## Exercise instructions
Where in the listing does the word "CERTIDÃO" appear? Report each line that holds it.

## Extracted data
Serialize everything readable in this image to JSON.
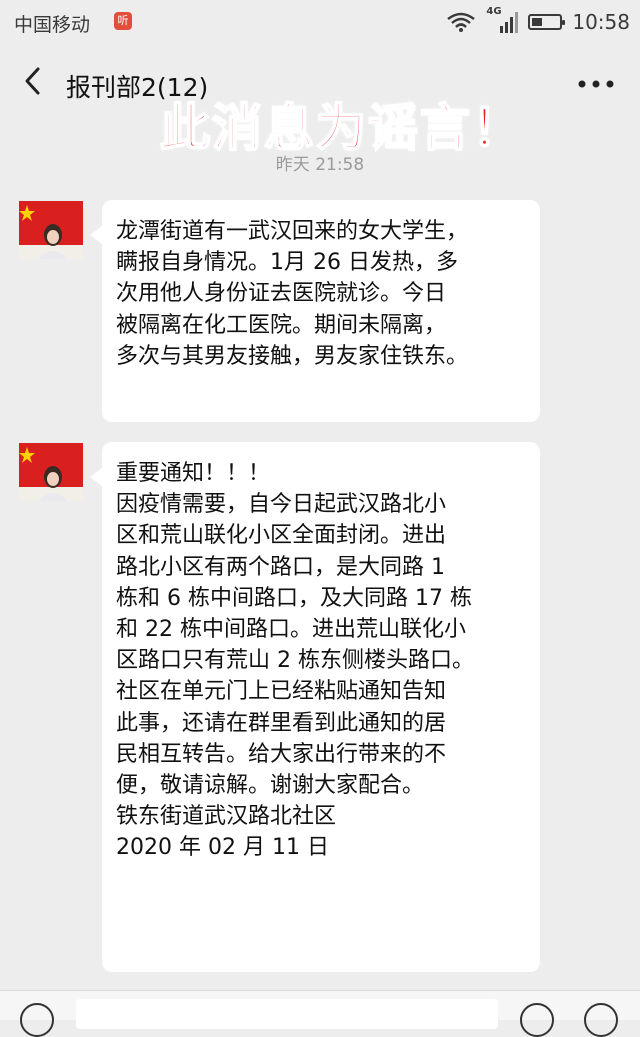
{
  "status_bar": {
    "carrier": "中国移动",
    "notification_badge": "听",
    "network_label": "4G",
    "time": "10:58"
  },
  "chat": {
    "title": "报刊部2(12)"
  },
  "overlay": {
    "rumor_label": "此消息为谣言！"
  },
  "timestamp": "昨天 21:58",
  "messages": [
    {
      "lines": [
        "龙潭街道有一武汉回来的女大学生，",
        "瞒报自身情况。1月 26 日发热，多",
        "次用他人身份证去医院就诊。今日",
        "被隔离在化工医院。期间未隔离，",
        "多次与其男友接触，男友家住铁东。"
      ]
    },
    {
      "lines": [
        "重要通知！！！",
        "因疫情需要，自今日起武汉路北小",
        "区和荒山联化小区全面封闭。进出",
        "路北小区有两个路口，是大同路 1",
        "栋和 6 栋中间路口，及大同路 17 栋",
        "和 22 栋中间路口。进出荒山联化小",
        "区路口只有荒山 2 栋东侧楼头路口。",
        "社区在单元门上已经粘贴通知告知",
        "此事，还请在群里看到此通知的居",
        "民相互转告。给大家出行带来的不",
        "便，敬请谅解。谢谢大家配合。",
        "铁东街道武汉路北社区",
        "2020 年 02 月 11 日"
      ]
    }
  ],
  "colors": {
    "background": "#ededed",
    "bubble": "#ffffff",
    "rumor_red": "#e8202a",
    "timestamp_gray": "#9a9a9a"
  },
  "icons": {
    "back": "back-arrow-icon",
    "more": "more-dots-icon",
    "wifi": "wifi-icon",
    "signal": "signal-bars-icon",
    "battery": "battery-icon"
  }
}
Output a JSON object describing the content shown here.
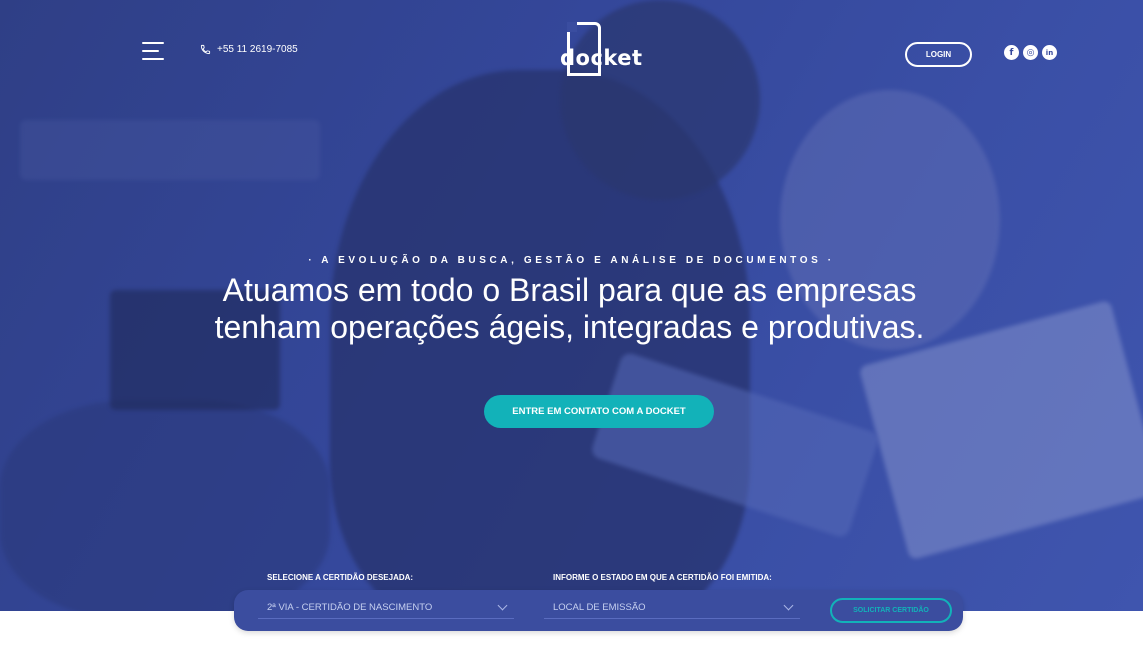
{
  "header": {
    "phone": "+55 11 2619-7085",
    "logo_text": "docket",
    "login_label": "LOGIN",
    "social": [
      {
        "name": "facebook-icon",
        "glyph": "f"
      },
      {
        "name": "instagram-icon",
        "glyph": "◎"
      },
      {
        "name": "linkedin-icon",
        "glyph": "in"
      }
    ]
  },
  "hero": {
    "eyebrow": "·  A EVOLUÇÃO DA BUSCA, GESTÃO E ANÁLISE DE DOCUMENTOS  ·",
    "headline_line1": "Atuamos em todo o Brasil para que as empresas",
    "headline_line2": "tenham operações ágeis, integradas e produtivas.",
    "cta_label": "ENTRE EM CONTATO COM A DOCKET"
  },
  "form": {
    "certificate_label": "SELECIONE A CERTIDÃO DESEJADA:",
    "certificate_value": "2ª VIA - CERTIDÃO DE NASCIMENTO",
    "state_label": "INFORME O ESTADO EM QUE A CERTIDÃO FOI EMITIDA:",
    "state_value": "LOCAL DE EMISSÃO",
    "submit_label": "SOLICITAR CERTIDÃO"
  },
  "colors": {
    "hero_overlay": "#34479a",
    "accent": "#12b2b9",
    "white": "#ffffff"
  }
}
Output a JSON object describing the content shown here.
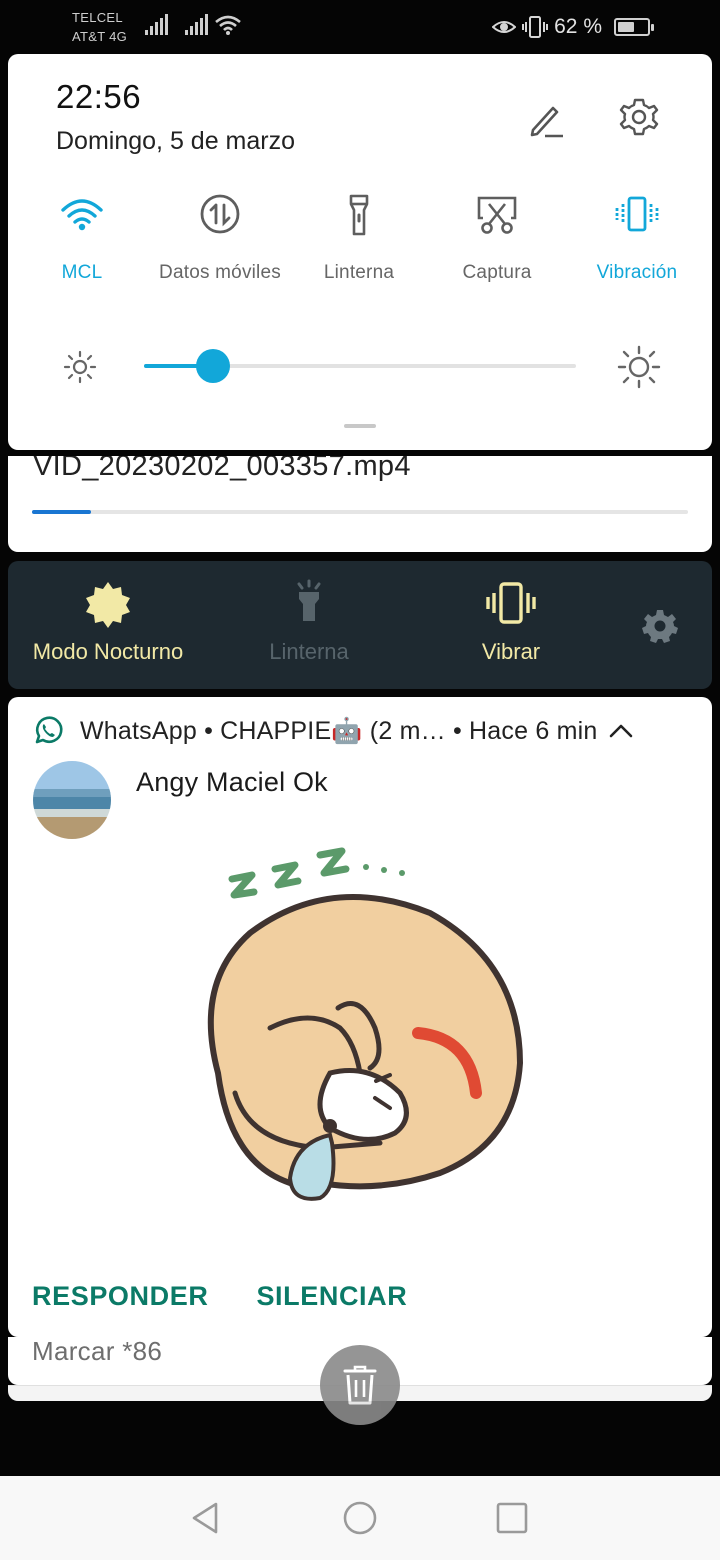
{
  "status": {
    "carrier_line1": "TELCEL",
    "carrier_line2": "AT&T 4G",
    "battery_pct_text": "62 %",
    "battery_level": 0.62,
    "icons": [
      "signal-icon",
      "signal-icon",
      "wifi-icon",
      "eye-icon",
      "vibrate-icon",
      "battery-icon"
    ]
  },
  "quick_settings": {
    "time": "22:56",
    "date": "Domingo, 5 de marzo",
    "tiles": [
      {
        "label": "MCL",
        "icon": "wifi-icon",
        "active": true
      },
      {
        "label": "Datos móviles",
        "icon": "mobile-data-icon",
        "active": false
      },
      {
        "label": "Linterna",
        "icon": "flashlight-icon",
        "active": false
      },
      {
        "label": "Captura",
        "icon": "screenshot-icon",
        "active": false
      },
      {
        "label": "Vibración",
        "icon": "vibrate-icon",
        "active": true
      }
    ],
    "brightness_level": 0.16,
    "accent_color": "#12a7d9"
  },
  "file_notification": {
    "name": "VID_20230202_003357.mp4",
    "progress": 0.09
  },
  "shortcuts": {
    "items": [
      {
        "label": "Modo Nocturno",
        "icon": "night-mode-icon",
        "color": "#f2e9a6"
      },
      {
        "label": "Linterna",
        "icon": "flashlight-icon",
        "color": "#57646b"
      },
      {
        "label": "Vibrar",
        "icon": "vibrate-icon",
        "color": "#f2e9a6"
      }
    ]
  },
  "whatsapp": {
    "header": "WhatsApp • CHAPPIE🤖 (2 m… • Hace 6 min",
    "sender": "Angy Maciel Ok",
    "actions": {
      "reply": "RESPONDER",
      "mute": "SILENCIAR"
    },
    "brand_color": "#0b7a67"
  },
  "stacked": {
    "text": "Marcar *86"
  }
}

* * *

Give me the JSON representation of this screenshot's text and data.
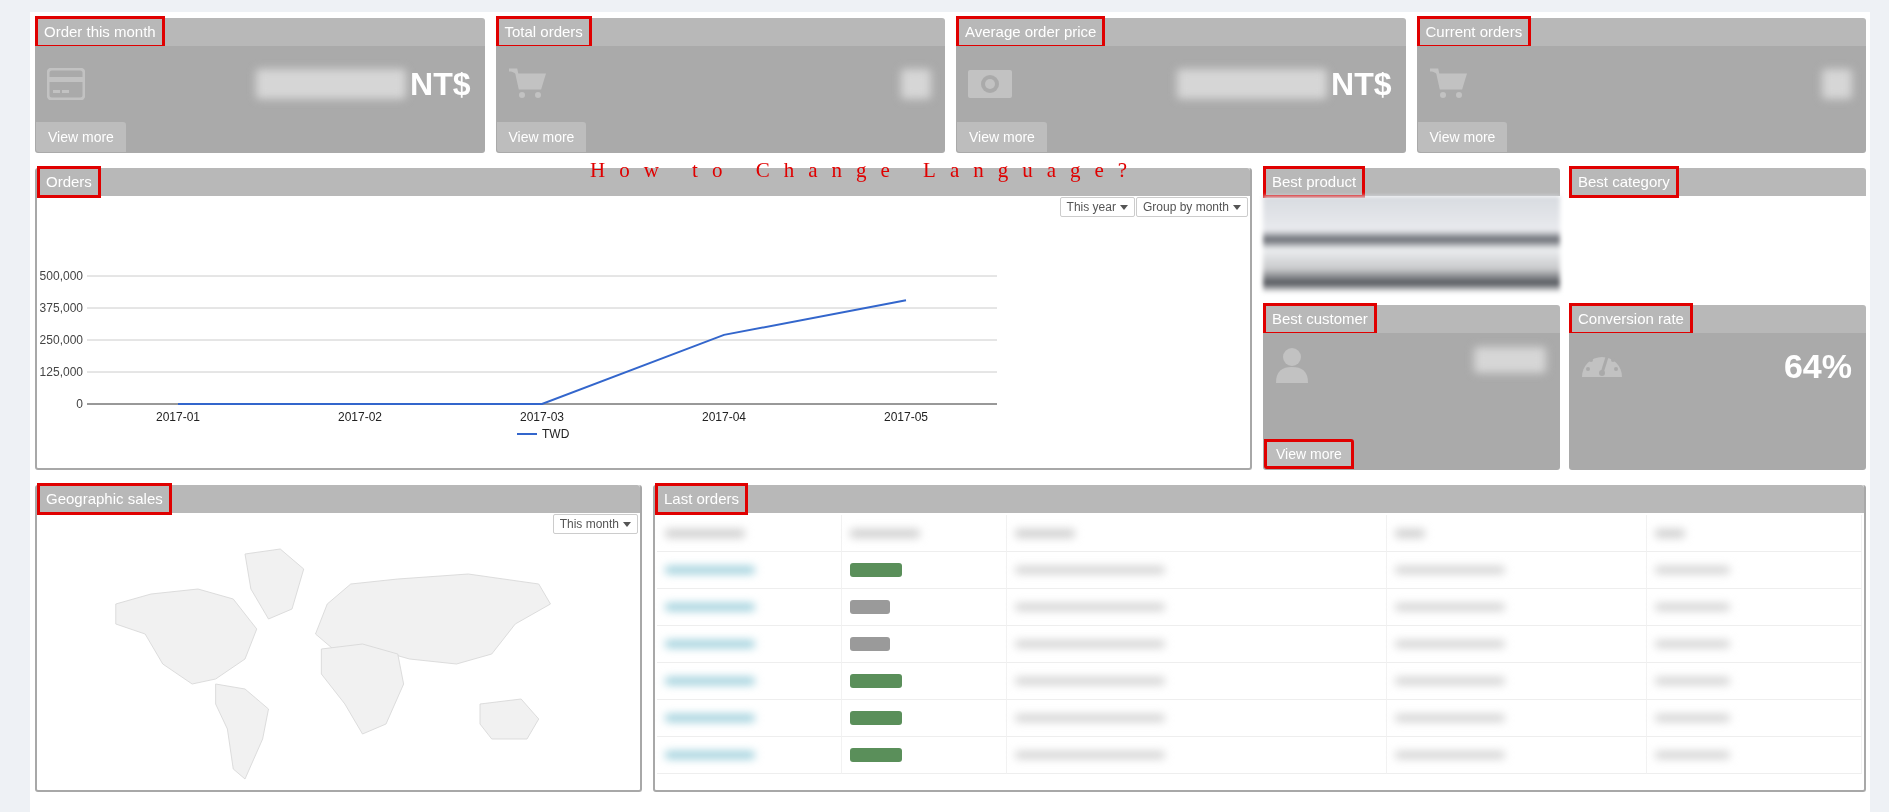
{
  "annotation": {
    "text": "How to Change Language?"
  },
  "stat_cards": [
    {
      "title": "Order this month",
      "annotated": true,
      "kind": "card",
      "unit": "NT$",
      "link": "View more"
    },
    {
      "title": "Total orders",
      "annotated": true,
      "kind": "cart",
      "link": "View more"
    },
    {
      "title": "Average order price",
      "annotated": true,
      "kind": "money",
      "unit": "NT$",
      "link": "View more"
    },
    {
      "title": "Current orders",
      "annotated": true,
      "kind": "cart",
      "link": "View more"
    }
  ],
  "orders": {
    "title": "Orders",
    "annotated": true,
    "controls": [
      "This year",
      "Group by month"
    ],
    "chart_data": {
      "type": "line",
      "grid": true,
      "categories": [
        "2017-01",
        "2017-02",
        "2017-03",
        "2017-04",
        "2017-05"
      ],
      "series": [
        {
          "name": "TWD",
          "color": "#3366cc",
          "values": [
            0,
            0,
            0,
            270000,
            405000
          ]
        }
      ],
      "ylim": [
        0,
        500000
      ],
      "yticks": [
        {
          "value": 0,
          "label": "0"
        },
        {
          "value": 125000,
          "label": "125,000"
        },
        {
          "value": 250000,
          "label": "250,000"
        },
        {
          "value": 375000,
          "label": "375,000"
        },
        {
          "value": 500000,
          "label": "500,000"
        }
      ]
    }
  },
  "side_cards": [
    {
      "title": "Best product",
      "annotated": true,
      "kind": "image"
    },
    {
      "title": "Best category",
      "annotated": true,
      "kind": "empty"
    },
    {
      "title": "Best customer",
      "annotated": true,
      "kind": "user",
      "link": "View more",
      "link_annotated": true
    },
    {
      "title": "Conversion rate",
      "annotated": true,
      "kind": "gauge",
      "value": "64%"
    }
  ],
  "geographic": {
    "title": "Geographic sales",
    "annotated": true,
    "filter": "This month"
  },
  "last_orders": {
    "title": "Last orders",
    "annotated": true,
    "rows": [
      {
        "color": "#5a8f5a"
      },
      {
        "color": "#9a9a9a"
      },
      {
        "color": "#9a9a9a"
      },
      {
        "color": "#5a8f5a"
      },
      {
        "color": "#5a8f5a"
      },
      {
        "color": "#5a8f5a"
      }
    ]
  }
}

## Reply
    "certificate_label": "SELECIONE A CERTIDÃO DESEJADA:",
    "certificate_value": "2ª VIA - CERTIDÃO DE NASCIMENTO",
    "state_label": "INFORME O ESTADO EM QUE A CERTIDÃO FOI EMITIDA:",
    "submit_label": "SOLICITAR CERTIDÃO"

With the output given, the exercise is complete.